◆ WORK ITEM ◆
When you copy the data, keep every line exactly as written and skip the pictures.

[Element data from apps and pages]

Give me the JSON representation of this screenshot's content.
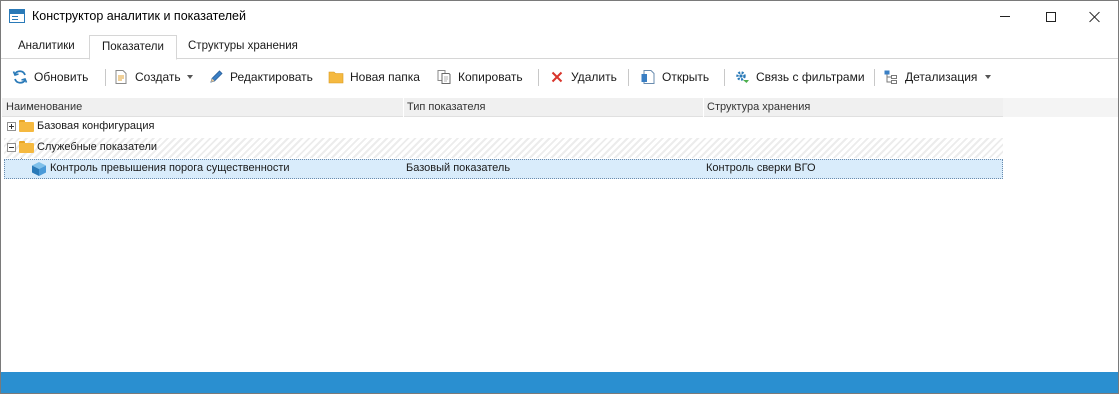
{
  "window": {
    "title": "Конструктор аналитик и показателей"
  },
  "tabs": [
    {
      "label": "Аналитики",
      "active": false
    },
    {
      "label": "Показатели",
      "active": true
    },
    {
      "label": "Структуры хранения",
      "active": false
    }
  ],
  "toolbar": {
    "refresh_label": "Обновить",
    "create_label": "Создать",
    "edit_label": "Редактировать",
    "new_folder_label": "Новая папка",
    "copy_label": "Копировать",
    "delete_label": "Удалить",
    "open_label": "Открыть",
    "filters_link_label": "Связь с фильтрами",
    "detail_label": "Детализация"
  },
  "grid": {
    "columns": [
      "Наименование",
      "Тип показателя",
      "Структура хранения"
    ],
    "rows": [
      {
        "name": "Базовая конфигурация",
        "type": "",
        "storage": "",
        "kind": "folder",
        "expanded": false
      },
      {
        "name": "Служебные показатели",
        "type": "",
        "storage": "",
        "kind": "folder",
        "expanded": true
      },
      {
        "name": "Контроль превышения порога существенности",
        "type": "Базовый показатель",
        "storage": "Контроль сверки ВГО",
        "kind": "indicator",
        "selected": true
      }
    ]
  },
  "colors": {
    "accent": "#2a8fd0",
    "selection": "#d9ecfb",
    "folder": "#f5b940",
    "delete": "#d9342b"
  },
  "icons": {
    "refresh": "refresh-icon",
    "create": "document-icon",
    "edit": "pencil-icon",
    "new_folder": "folder-icon",
    "copy": "copy-icon",
    "delete": "x-icon",
    "open": "open-document-icon",
    "filters": "gear-link-icon",
    "detail": "hierarchy-icon"
  }
}
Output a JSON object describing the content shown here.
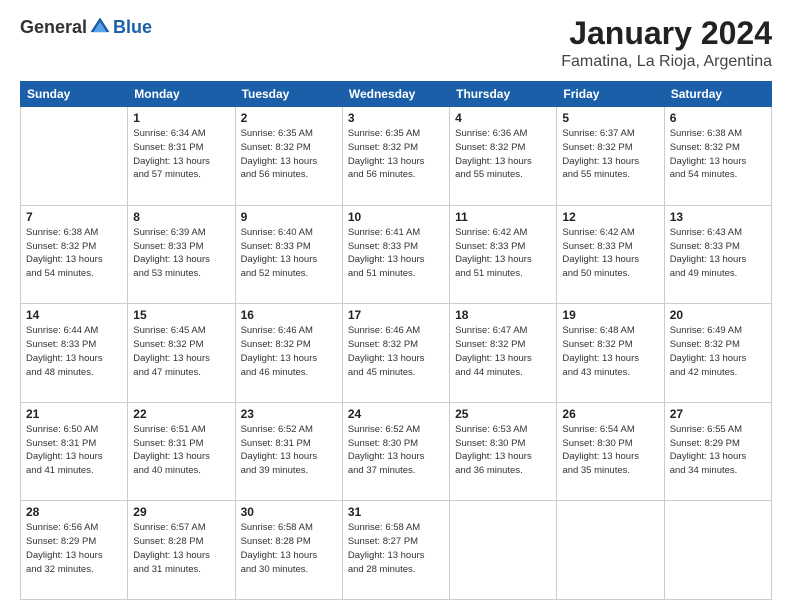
{
  "logo": {
    "general": "General",
    "blue": "Blue"
  },
  "title": "January 2024",
  "location": "Famatina, La Rioja, Argentina",
  "weekdays": [
    "Sunday",
    "Monday",
    "Tuesday",
    "Wednesday",
    "Thursday",
    "Friday",
    "Saturday"
  ],
  "weeks": [
    [
      {
        "day": "",
        "info": ""
      },
      {
        "day": "1",
        "info": "Sunrise: 6:34 AM\nSunset: 8:31 PM\nDaylight: 13 hours\nand 57 minutes."
      },
      {
        "day": "2",
        "info": "Sunrise: 6:35 AM\nSunset: 8:32 PM\nDaylight: 13 hours\nand 56 minutes."
      },
      {
        "day": "3",
        "info": "Sunrise: 6:35 AM\nSunset: 8:32 PM\nDaylight: 13 hours\nand 56 minutes."
      },
      {
        "day": "4",
        "info": "Sunrise: 6:36 AM\nSunset: 8:32 PM\nDaylight: 13 hours\nand 55 minutes."
      },
      {
        "day": "5",
        "info": "Sunrise: 6:37 AM\nSunset: 8:32 PM\nDaylight: 13 hours\nand 55 minutes."
      },
      {
        "day": "6",
        "info": "Sunrise: 6:38 AM\nSunset: 8:32 PM\nDaylight: 13 hours\nand 54 minutes."
      }
    ],
    [
      {
        "day": "7",
        "info": "Sunrise: 6:38 AM\nSunset: 8:32 PM\nDaylight: 13 hours\nand 54 minutes."
      },
      {
        "day": "8",
        "info": "Sunrise: 6:39 AM\nSunset: 8:33 PM\nDaylight: 13 hours\nand 53 minutes."
      },
      {
        "day": "9",
        "info": "Sunrise: 6:40 AM\nSunset: 8:33 PM\nDaylight: 13 hours\nand 52 minutes."
      },
      {
        "day": "10",
        "info": "Sunrise: 6:41 AM\nSunset: 8:33 PM\nDaylight: 13 hours\nand 51 minutes."
      },
      {
        "day": "11",
        "info": "Sunrise: 6:42 AM\nSunset: 8:33 PM\nDaylight: 13 hours\nand 51 minutes."
      },
      {
        "day": "12",
        "info": "Sunrise: 6:42 AM\nSunset: 8:33 PM\nDaylight: 13 hours\nand 50 minutes."
      },
      {
        "day": "13",
        "info": "Sunrise: 6:43 AM\nSunset: 8:33 PM\nDaylight: 13 hours\nand 49 minutes."
      }
    ],
    [
      {
        "day": "14",
        "info": "Sunrise: 6:44 AM\nSunset: 8:33 PM\nDaylight: 13 hours\nand 48 minutes."
      },
      {
        "day": "15",
        "info": "Sunrise: 6:45 AM\nSunset: 8:32 PM\nDaylight: 13 hours\nand 47 minutes."
      },
      {
        "day": "16",
        "info": "Sunrise: 6:46 AM\nSunset: 8:32 PM\nDaylight: 13 hours\nand 46 minutes."
      },
      {
        "day": "17",
        "info": "Sunrise: 6:46 AM\nSunset: 8:32 PM\nDaylight: 13 hours\nand 45 minutes."
      },
      {
        "day": "18",
        "info": "Sunrise: 6:47 AM\nSunset: 8:32 PM\nDaylight: 13 hours\nand 44 minutes."
      },
      {
        "day": "19",
        "info": "Sunrise: 6:48 AM\nSunset: 8:32 PM\nDaylight: 13 hours\nand 43 minutes."
      },
      {
        "day": "20",
        "info": "Sunrise: 6:49 AM\nSunset: 8:32 PM\nDaylight: 13 hours\nand 42 minutes."
      }
    ],
    [
      {
        "day": "21",
        "info": "Sunrise: 6:50 AM\nSunset: 8:31 PM\nDaylight: 13 hours\nand 41 minutes."
      },
      {
        "day": "22",
        "info": "Sunrise: 6:51 AM\nSunset: 8:31 PM\nDaylight: 13 hours\nand 40 minutes."
      },
      {
        "day": "23",
        "info": "Sunrise: 6:52 AM\nSunset: 8:31 PM\nDaylight: 13 hours\nand 39 minutes."
      },
      {
        "day": "24",
        "info": "Sunrise: 6:52 AM\nSunset: 8:30 PM\nDaylight: 13 hours\nand 37 minutes."
      },
      {
        "day": "25",
        "info": "Sunrise: 6:53 AM\nSunset: 8:30 PM\nDaylight: 13 hours\nand 36 minutes."
      },
      {
        "day": "26",
        "info": "Sunrise: 6:54 AM\nSunset: 8:30 PM\nDaylight: 13 hours\nand 35 minutes."
      },
      {
        "day": "27",
        "info": "Sunrise: 6:55 AM\nSunset: 8:29 PM\nDaylight: 13 hours\nand 34 minutes."
      }
    ],
    [
      {
        "day": "28",
        "info": "Sunrise: 6:56 AM\nSunset: 8:29 PM\nDaylight: 13 hours\nand 32 minutes."
      },
      {
        "day": "29",
        "info": "Sunrise: 6:57 AM\nSunset: 8:28 PM\nDaylight: 13 hours\nand 31 minutes."
      },
      {
        "day": "30",
        "info": "Sunrise: 6:58 AM\nSunset: 8:28 PM\nDaylight: 13 hours\nand 30 minutes."
      },
      {
        "day": "31",
        "info": "Sunrise: 6:58 AM\nSunset: 8:27 PM\nDaylight: 13 hours\nand 28 minutes."
      },
      {
        "day": "",
        "info": ""
      },
      {
        "day": "",
        "info": ""
      },
      {
        "day": "",
        "info": ""
      }
    ]
  ]
}
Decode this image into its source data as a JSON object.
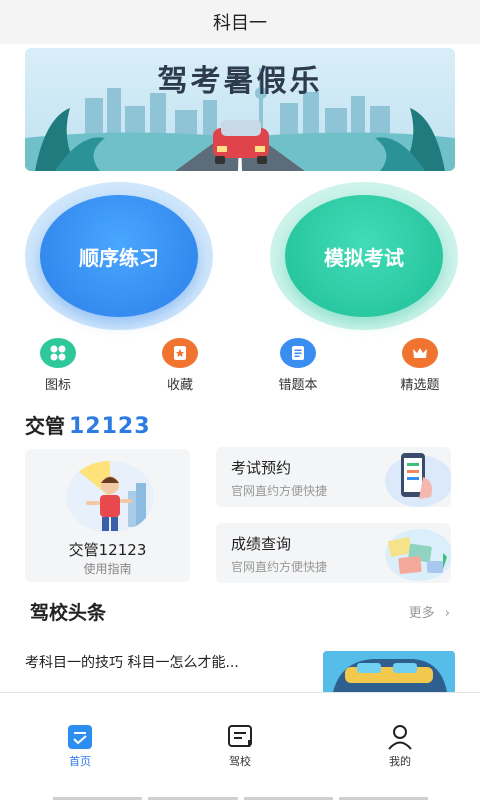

◆ ANSWER ◆
Give me the JSON representation of this screenshot's content.
{
  "window": {
    "title": "Конструктор аналитик и показателей"
  },
  "tabs": [
    {
      "label": "Аналитики",
      "active": false
    },
    {
      "label": "Показатели",
      "active": true
    },
    {
      "label": "Структуры хранения",
      "active": false
    }
  ],
  "toolbar": {
    "refresh_label": "Обновить",
    "create_label": "Создать",
    "edit_label": "Редактировать",
    "new_folder_label": "Новая папка",
    "copy_label": "Копировать",
    "delete_label": "Удалить",
    "open_label": "Открыть",
    "filters_link_label": "Связь с фильтрами",
    "detail_label": "Детализация"
  },
  "grid": {
    "columns": [
      "Наименование",
      "Тип показателя",
      "Структура хранения"
    ],
    "rows": [
      {
        "name": "Базовая конфигурация",
        "type": "",
        "storage": "",
        "kind": "folder",
        "expanded": false
      },
      {
        "name": "Служебные показатели",
        "type": "",
        "storage": "",
        "kind": "folder",
        "expanded": true
      },
      {
        "name": "Контроль превышения порога существенности",
        "type": "Базовый показатель",
        "storage": "Контроль сверки ВГО",
        "kind": "indicator",
        "selected": true
      }
    ]
  },
  "colors": {
    "accent": "#2a8fd0",
    "selection": "#d9ecfb",
    "folder": "#f5b940",
    "delete": "#d9342b"
  },
  "icons": {
    "refresh": "refresh-icon",
    "create": "document-icon",
    "edit": "pencil-icon",
    "new_folder": "folder-icon",
    "copy": "copy-icon",
    "delete": "x-icon",
    "open": "open-document-icon",
    "filters": "gear-link-icon",
    "detail": "hierarchy-icon"
  }
}
Output a JSON object describing the content shown here.
{
  "logo": {
    "general": "General",
    "blue": "Blue"
  },
  "title": "January 2024",
  "location": "Famatina, La Rioja, Argentina",
  "weekdays": [
    "Sunday",
    "Monday",
    "Tuesday",
    "Wednesday",
    "Thursday",
    "Friday",
    "Saturday"
  ],
  "weeks": [
    [
      {
        "day": "",
        "info": ""
      },
      {
        "day": "1",
        "info": "Sunrise: 6:34 AM\nSunset: 8:31 PM\nDaylight: 13 hours\nand 57 minutes."
      },
      {
        "day": "2",
        "info": "Sunrise: 6:35 AM\nSunset: 8:32 PM\nDaylight: 13 hours\nand 56 minutes."
      },
      {
        "day": "3",
        "info": "Sunrise: 6:35 AM\nSunset: 8:32 PM\nDaylight: 13 hours\nand 56 minutes."
      },
      {
        "day": "4",
        "info": "Sunrise: 6:36 AM\nSunset: 8:32 PM\nDaylight: 13 hours\nand 55 minutes."
      },
      {
        "day": "5",
        "info": "Sunrise: 6:37 AM\nSunset: 8:32 PM\nDaylight: 13 hours\nand 55 minutes."
      },
      {
        "day": "6",
        "info": "Sunrise: 6:38 AM\nSunset: 8:32 PM\nDaylight: 13 hours\nand 54 minutes."
      }
    ],
    [
      {
        "day": "7",
        "info": "Sunrise: 6:38 AM\nSunset: 8:32 PM\nDaylight: 13 hours\nand 54 minutes."
      },
      {
        "day": "8",
        "info": "Sunrise: 6:39 AM\nSunset: 8:33 PM\nDaylight: 13 hours\nand 53 minutes."
      },
      {
        "day": "9",
        "info": "Sunrise: 6:40 AM\nSunset: 8:33 PM\nDaylight: 13 hours\nand 52 minutes."
      },
      {
        "day": "10",
        "info": "Sunrise: 6:41 AM\nSunset: 8:33 PM\nDaylight: 13 hours\nand 51 minutes."
      },
      {
        "day": "11",
        "info": "Sunrise: 6:42 AM\nSunset: 8:33 PM\nDaylight: 13 hours\nand 51 minutes."
      },
      {
        "day": "12",
        "info": "Sunrise: 6:42 AM\nSunset: 8:33 PM\nDaylight: 13 hours\nand 50 minutes."
      },
      {
        "day": "13",
        "info": "Sunrise: 6:43 AM\nSunset: 8:33 PM\nDaylight: 13 hours\nand 49 minutes."
      }
    ],
    [
      {
        "day": "14",
        "info": "Sunrise: 6:44 AM\nSunset: 8:33 PM\nDaylight: 13 hours\nand 48 minutes."
      },
      {
        "day": "15",
        "info": "Sunrise: 6:45 AM\nSunset: 8:32 PM\nDaylight: 13 hours\nand 47 minutes."
      },
      {
        "day": "16",
        "info": "Sunrise: 6:46 AM\nSunset: 8:32 PM\nDaylight: 13 hours\nand 46 minutes."
      },
      {
        "day": "17",
        "info": "Sunrise: 6:46 AM\nSunset: 8:32 PM\nDaylight: 13 hours\nand 45 minutes."
      },
      {
        "day": "18",
        "info": "Sunrise: 6:47 AM\nSunset: 8:32 PM\nDaylight: 13 hours\nand 44 minutes."
      },
      {
        "day": "19",
        "info": "Sunrise: 6:48 AM\nSunset: 8:32 PM\nDaylight: 13 hours\nand 43 minutes."
      },
      {
        "day": "20",
        "info": "Sunrise: 6:49 AM\nSunset: 8:32 PM\nDaylight: 13 hours\nand 42 minutes."
      }
    ],
    [
      {
        "day": "21",
        "info": "Sunrise: 6:50 AM\nSunset: 8:31 PM\nDaylight: 13 hours\nand 41 minutes."
      },
      {
        "day": "22",
        "info": "Sunrise: 6:51 AM\nSunset: 8:31 PM\nDaylight: 13 hours\nand 40 minutes."
      },
      {
        "day": "23",
        "info": "Sunrise: 6:52 AM\nSunset: 8:31 PM\nDaylight: 13 hours\nand 39 minutes."
      },
      {
        "day": "24",
        "info": "Sunrise: 6:52 AM\nSunset: 8:30 PM\nDaylight: 13 hours\nand 37 minutes."
      },
      {
        "day": "25",
        "info": "Sunrise: 6:53 AM\nSunset: 8:30 PM\nDaylight: 13 hours\nand 36 minutes."
      },
      {
        "day": "26",
        "info": "Sunrise: 6:54 AM\nSunset: 8:30 PM\nDaylight: 13 hours\nand 35 minutes."
      },
      {
        "day": "27",
        "info": "Sunrise: 6:55 AM\nSunset: 8:29 PM\nDaylight: 13 hours\nand 34 minutes."
      }
    ],
    [
      {
        "day": "28",
        "info": "Sunrise: 6:56 AM\nSunset: 8:29 PM\nDaylight: 13 hours\nand 32 minutes."
      },
      {
        "day": "29",
        "info": "Sunrise: 6:57 AM\nSunset: 8:28 PM\nDaylight: 13 hours\nand 31 minutes."
      },
      {
        "day": "30",
        "info": "Sunrise: 6:58 AM\nSunset: 8:28 PM\nDaylight: 13 hours\nand 30 minutes."
      },
      {
        "day": "31",
        "info": "Sunrise: 6:58 AM\nSunset: 8:27 PM\nDaylight: 13 hours\nand 28 minutes."
      },
      {
        "day": "",
        "info": ""
      },
      {
        "day": "",
        "info": ""
      },
      {
        "day": "",
        "info": ""
      }
    ]
  ]
}
Decode this image into its source data as a JSON object.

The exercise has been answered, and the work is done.